DODGEVILLE, Wis. - Like Santa's elves, the workers at the Lands' End warehouse here scurry about with lists in hand, plucking items that customers have ordered from row upon row of shelves: a pair of elastic-waist corduroy pants here, a long-sleeve button-down blanket plaid shirt there, and, of course, a solid turtleneck, always a solid turtleneck.
Navel-baring hip-hugger pants? Stiletto heels? Handbags with the designer's rather than the owner's initials? Not here at the catalog and online retailer that sells the kind of traditional apparel that, though never making the cover of Vogue, has boosted company profits to levels that make more fashionable retailers green (or light kelly or emerald or dark fir) with envy.
Lands' End reported a 173 percent increase in third-quarter earnings over the same period last year - at a time when many retailers are suffering from the economic recession as well as the free-floating malaise that has fallen over consumers since the terrorist attacks of Sept. 11.
Lands' End's bucking of the trend might stem, retailing experts say, from how its no-muss, no-fuss approach to clothing speaks to the mood of an edgy nation. Much as restaurants are finding that during these uncertain times diners crave comfort foods like meatloaf and macaroni and cheese, retailers see a hankering for comfort clothes like the flannel and fleece wear sold by Lands' End.
"When I think of Lands' End, the words warm and cozy come up," says Ellen Moore of Carton Donofrio Partners marketing firm in Baltimore, which recently conducted a wide-ranging study of consumer attitudes in the wake of the attacks.
The study, in which anthropologists descended on eight U.S. cities and six foreign countries to talk to and observe people shortly after Sept. 11, found that many were searching for meaning and connections in their lives and retreating from anything that seems inauthentic or frivolous. How that translates into the marketplace remains to be seen, but Moore says she believes consumers are for now more interested in a few familiar products than in lots of faddish ones.
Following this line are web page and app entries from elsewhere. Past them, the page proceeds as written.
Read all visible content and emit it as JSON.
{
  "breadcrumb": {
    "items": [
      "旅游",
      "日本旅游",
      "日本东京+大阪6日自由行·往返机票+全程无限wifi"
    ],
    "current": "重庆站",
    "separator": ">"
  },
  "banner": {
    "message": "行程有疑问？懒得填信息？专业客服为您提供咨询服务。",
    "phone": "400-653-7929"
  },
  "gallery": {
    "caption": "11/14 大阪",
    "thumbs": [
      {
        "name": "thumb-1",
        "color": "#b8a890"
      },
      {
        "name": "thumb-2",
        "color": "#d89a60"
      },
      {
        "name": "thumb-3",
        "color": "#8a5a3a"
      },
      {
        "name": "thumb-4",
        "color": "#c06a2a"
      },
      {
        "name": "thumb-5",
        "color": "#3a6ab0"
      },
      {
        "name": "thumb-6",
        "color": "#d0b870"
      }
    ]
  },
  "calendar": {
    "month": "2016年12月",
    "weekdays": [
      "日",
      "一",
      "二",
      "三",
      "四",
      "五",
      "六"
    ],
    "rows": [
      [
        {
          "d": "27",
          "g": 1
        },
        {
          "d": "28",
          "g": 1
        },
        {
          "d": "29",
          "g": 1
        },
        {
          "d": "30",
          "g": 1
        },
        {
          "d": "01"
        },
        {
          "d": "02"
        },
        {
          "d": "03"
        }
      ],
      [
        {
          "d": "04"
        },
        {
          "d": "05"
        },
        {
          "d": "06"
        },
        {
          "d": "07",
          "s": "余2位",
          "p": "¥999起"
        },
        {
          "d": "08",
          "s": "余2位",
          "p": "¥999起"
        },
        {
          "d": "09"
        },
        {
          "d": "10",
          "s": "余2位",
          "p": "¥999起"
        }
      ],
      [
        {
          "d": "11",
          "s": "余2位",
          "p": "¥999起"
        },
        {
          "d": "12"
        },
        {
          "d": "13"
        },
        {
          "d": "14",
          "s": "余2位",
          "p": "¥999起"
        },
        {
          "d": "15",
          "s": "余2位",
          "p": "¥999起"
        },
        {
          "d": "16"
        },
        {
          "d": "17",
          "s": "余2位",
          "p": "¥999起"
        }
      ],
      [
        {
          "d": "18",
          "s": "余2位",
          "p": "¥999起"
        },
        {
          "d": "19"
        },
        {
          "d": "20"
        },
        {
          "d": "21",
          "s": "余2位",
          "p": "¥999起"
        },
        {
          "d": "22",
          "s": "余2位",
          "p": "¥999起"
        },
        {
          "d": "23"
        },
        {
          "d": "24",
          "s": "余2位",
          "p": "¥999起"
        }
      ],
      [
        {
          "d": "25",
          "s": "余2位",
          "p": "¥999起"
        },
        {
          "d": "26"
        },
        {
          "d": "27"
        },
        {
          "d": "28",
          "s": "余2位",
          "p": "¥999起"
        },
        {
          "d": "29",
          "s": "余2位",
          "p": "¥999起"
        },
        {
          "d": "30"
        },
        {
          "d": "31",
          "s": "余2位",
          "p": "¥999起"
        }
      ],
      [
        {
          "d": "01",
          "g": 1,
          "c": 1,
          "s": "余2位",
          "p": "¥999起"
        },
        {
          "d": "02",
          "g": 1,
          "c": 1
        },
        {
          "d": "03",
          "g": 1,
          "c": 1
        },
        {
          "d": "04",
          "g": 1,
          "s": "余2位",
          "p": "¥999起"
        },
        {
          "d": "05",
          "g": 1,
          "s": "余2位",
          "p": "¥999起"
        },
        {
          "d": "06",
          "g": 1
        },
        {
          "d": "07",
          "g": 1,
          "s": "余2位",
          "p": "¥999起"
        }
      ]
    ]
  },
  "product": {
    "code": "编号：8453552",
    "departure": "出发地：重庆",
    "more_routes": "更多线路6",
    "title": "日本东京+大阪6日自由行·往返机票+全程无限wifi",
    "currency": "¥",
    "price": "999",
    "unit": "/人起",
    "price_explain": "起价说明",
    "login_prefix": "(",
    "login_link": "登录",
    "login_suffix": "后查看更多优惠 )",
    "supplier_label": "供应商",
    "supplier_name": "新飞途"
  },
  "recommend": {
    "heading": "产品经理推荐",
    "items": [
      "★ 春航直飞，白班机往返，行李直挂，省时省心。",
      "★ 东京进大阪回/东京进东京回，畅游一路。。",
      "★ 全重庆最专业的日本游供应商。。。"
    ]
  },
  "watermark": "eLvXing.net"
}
"People are a little risk-averse right now in many ways. There are the safety issues out there, of course, but also in areas like investing, people are converting from stocks to bonds," says Moore, who specializes in helping retailers "optimize customer experiences" in their stores. "People are looking to old standbys. People are looking for simplification. People are saying, enough, let me do other things with my life than organize my closet. People want to live their lives."
Moore and others say such trends should help companies such as Lands' End, which have long focused on personalized customer service, whether by phone or on the Internet. Moore says the company's Web site is particularly inviting and easy to use - customers can chat with an employee, for example, and create a virtual model of themselves that allows them to "try on" various items.
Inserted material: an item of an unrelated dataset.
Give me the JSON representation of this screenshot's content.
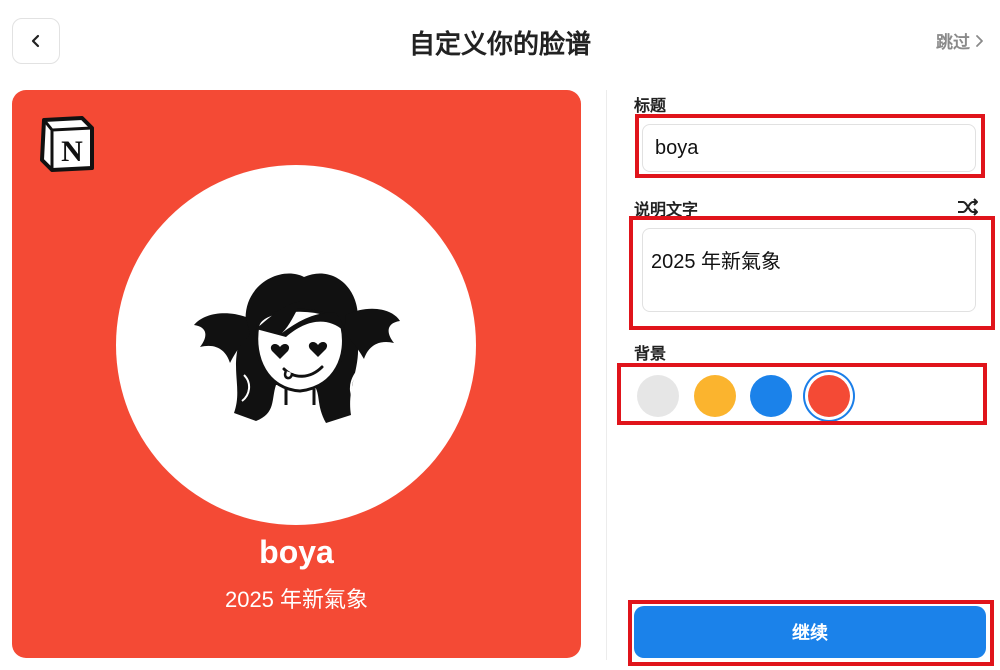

Lands' End has managed to grow huge - it sold more than $1.3 billion worth of merchandise in fiscal 2001 - while retaining a small-town sensibility befitting its headquarters in tiny Dodgeville, population 4,220, in the dairy country of southwestern Wisconsin. Lands' End, which started as a sailboat equipment company in Chicago in 1963, moved here when it expanded and began focusing more on apparel, and its founder, Gary Comer, bought a farm in the area.
Much of the work of the company takes place on a campus about the size of 16 football fields: Designers create new styles, photographers shoot them for the catalogs and Web site, suppliers ship in boxloads of products, telephone and online operators take orders for them, and packers box them up to be trucked across the world.
This is peak season, when the number of employees jumps from 6,500 to 9,500, and among the holiday hires is a group of retirees who come in every year to wrap gifts. Even with seasonal hires, though, the jump in Christmas orders requires managers and office workers to drop their regular duties and pitch in on the line.
"Everyone puts in at least four hours a week in what we call peak-season support. You can choose your area, like monogramming, packing or gift-boxing," said Andrea Stephenson, who normally works in public relations for the company. "Last Christmas [season], there was this big snowstorm, and some of the people who work the phones couldn't get in, so it was, `All hands on deck.'"
It's that kind of corporate culture that makes Lands' End, to the casual customer, seem like a mom-and-pop shop. Customers can join the "lost mitten club" and get replacements for the inevitable disappearances during the course of the winter, and the company keeps buttons used on even discontinued styles in case someone ever needs a spare one.